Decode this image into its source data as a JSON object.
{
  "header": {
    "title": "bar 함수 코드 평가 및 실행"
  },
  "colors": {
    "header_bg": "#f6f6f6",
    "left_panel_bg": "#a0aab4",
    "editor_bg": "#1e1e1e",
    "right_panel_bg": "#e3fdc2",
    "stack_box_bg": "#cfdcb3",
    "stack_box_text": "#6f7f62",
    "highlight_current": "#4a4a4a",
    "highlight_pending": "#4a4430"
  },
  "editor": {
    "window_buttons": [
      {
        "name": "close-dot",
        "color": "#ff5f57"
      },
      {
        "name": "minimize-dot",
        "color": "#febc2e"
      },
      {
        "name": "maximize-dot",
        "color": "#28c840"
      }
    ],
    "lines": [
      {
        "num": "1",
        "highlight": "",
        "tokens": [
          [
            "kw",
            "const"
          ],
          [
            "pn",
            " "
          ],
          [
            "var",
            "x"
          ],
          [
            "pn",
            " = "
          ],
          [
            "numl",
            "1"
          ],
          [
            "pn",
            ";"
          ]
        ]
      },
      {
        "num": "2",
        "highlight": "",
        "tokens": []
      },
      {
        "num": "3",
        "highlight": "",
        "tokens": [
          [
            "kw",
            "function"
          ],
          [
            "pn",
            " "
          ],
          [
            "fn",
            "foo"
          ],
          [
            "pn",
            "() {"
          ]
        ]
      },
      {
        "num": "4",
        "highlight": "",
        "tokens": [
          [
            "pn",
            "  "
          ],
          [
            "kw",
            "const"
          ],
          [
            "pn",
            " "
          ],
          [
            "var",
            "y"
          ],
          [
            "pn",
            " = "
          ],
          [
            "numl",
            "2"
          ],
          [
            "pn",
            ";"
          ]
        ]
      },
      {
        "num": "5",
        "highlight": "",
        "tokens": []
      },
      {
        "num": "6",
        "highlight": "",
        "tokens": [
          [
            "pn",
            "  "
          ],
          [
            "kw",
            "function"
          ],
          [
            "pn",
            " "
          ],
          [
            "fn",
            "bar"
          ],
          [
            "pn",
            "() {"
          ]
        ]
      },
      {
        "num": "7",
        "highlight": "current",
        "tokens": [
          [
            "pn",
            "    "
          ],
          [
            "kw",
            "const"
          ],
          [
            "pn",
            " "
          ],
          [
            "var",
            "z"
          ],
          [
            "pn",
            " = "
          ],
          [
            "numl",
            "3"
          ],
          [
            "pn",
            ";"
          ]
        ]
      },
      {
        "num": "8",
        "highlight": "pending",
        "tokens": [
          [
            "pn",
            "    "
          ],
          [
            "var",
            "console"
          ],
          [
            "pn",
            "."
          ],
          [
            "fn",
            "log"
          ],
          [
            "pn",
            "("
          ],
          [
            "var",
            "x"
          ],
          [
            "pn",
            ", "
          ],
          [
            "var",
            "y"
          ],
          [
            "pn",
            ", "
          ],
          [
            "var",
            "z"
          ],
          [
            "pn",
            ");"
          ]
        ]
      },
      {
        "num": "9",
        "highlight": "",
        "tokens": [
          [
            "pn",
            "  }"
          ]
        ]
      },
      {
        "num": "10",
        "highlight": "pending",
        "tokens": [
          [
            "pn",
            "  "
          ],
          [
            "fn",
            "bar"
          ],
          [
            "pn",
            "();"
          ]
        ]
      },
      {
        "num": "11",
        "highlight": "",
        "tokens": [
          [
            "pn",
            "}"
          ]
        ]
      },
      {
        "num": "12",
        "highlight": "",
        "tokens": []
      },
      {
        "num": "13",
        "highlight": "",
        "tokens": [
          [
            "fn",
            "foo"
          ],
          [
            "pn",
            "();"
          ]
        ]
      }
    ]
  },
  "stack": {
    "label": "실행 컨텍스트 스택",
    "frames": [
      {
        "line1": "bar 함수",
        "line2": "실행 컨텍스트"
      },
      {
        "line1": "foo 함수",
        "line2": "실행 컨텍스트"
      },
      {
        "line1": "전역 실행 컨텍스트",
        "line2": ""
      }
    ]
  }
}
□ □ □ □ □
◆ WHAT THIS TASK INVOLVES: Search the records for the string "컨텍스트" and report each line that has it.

◆ TASK ANSWER:
    "label": "실행 컨텍스트 스택",
        "line2": "실행 컨텍스트"
        "line2": "실행 컨텍스트"
        "line1": "전역 실행 컨텍스트",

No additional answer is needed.